Spring Beauty

Botanical Name: Claytonia virginica

Other Common Names: Spring Beauty, Fairy spud

Brief Description and Notes: As the common name indicates, this is a lovely spring-blooming ephemeral plant. In more undisturbed areas it can grow in lush patches and is an excellent choice for native and edible groundcover. Unfortunately, it is less common in areas crowded by invasives and degraded by human agricultural activity, but as seen in the photo below, it does still come up! The leaves are thin and grass-like, and the five-petaled flowers are often light pink with darker streaks. 

Spring Beauty pushing up through a mat of the locally invasive Lesser Celandine

Where To Look For It: Most common to moist woods, but it can occur in a variety of habitats including a range of sun to shade and dry to moist conditions.
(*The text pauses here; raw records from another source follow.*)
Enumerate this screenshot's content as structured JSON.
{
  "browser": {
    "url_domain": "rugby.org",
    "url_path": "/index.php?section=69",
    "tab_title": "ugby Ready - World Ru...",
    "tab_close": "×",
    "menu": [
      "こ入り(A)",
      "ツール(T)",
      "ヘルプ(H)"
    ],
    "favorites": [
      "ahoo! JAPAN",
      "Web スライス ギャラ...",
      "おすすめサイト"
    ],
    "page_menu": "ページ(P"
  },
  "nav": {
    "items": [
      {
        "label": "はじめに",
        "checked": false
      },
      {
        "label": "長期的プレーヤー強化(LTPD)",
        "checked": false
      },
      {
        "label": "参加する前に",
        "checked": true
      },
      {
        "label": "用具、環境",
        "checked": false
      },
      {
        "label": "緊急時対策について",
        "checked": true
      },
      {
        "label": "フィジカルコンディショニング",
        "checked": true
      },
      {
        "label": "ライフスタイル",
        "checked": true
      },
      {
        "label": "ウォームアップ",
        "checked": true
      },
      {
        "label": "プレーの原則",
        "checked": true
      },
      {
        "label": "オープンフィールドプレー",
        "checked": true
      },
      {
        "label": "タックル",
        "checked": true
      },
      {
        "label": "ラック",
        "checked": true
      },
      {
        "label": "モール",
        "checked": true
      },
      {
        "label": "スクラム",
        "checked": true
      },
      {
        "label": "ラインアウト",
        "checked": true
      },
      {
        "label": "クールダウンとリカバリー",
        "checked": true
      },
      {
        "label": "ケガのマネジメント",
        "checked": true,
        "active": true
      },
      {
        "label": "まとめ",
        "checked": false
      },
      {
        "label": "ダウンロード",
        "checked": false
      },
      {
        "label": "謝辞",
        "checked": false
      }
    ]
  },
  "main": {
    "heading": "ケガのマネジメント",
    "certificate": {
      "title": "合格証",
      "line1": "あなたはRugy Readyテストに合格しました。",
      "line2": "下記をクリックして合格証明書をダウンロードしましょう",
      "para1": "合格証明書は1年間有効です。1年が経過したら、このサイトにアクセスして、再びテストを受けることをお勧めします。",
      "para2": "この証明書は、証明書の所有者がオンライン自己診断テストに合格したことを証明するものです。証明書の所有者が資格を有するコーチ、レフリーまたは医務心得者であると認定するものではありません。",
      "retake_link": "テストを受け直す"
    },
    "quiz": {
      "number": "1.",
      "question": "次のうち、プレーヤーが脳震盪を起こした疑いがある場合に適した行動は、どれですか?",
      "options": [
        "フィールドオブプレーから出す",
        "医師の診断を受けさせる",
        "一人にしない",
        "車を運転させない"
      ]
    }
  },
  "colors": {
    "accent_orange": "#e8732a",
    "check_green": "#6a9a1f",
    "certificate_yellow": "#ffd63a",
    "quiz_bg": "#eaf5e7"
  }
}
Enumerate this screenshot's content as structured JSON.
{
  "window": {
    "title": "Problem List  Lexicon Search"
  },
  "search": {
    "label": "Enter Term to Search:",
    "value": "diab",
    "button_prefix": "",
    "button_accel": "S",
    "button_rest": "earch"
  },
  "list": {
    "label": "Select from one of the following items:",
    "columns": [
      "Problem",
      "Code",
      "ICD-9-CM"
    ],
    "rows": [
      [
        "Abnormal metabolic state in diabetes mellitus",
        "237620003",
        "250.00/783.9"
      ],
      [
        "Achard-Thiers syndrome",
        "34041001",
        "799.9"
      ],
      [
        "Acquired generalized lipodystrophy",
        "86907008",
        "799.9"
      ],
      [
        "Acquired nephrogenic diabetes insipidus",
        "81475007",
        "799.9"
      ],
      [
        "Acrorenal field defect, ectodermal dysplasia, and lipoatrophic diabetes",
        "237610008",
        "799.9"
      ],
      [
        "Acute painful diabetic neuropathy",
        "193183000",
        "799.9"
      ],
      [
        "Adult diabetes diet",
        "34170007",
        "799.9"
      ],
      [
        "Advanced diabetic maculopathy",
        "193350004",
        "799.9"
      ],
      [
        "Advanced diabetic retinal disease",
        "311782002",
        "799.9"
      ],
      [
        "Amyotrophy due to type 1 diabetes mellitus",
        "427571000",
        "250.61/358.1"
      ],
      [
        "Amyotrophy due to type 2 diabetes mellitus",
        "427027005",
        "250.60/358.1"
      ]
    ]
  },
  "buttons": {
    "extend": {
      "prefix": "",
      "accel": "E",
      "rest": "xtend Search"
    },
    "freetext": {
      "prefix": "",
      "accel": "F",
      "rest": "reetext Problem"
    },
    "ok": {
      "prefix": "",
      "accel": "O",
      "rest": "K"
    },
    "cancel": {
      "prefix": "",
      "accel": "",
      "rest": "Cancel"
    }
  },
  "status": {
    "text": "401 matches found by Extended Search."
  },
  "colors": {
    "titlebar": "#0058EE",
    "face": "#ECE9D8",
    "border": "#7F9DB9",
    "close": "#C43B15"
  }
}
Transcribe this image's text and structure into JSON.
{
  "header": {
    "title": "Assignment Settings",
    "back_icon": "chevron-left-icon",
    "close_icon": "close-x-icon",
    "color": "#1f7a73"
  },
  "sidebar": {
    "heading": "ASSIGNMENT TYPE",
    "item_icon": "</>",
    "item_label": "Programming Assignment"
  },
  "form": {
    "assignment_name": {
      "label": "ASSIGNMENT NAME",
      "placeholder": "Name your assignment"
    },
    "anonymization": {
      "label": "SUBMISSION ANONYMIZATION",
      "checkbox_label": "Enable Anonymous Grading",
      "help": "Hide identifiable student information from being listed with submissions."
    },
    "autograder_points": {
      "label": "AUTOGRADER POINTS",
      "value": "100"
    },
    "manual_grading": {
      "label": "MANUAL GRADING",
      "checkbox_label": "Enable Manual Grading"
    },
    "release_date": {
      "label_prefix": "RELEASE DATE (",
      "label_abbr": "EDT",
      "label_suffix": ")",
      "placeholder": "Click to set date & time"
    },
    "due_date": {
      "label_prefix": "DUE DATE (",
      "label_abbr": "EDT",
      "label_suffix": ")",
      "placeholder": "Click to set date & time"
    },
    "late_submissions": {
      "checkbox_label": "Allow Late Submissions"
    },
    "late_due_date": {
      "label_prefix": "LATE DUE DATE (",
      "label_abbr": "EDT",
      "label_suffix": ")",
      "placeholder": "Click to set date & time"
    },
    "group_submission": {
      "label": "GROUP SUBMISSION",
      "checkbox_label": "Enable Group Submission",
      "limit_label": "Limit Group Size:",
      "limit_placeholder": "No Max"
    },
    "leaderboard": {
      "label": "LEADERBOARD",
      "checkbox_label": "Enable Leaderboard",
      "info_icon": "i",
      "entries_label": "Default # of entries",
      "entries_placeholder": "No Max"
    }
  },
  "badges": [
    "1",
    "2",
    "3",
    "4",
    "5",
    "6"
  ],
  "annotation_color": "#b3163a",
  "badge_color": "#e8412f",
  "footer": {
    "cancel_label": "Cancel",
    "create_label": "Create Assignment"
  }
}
Would be an excellent choice to seed into your own yard, as it’s not very picky! 

Ornamental Value: Charming small pink flowers in spring; groundcover

Ecological Value & Roles: Food for pollinators (including the adrenid bee who feeds exclusively on this plant), small mammals; as a spring ephemeral may participate in a process of absorbing nutrients quickly that get released later in the season for other plants. 

Edibility and Other Human Use: The corms/tubers are edible and extremely delicious. Only harvest if you see the plants are abundant; do not harvest any if it seems rare in your given area. Tubers can be eaten raw or cooked; they taste like a mix between buttery potatoes and chestnuts. The leaves and flowers are technically also edible. 



University of Michigan Deep Blue Library, “Spring Beauties” by Zachariah Wahid

Missouri Botanical Garden

Nomad Seed Project – Spring Beauty 

Mt. Cuba Center Spring’s Edible Buffet